### Work to complete
Reproduce all entries verbatim, with nothing added or dropped.

[Excerpts from an interface dataset]
*-*-*

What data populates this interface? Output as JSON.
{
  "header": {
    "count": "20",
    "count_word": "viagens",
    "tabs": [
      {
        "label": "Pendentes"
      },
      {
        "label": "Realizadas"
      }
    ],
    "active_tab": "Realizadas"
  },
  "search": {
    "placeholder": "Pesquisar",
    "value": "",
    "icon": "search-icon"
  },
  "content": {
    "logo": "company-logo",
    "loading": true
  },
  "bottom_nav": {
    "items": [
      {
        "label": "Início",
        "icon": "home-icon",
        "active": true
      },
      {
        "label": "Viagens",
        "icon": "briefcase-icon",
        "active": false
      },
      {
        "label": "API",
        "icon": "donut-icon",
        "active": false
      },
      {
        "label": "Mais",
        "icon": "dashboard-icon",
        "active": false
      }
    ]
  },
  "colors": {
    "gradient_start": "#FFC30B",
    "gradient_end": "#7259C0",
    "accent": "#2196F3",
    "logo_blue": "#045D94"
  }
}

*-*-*

### Exercise output
What data populates this interface? Output as JSON.
{
  "header": {
    "count": "20",
    "count_word": "viagens",
    "tabs": [
      {
        "label": "Pendentes"
      },
      {
        "label": "Realizadas"
      }
    ],
    "active_tab": "Realizadas"
  },
  "search": {
    "placeholder": "Pesquisar",
    "value": "",
    "icon": "search-icon"
  },
  "content": {
    "logo": "company-logo",
    "loading": true
  },
  "bottom_nav": {
    "items": [
      {
        "label": "Início",
        "icon": "home-icon",
        "active": true
      },
      {
        "label": "Viagens",
        "icon": "briefcase-icon",
        "active": false
      },
      {
        "label": "API",
        "icon": "donut-icon",
        "active": false
      },
      {
        "label": "Mais",
        "icon": "dashboard-icon",
        "active": false
      }
    ]
  },
  "colors": {
    "gradient_start": "#FFC30B",
    "gradient_end": "#7259C0",
    "accent": "#2196F3",
    "logo_blue": "#045D94"
  }
}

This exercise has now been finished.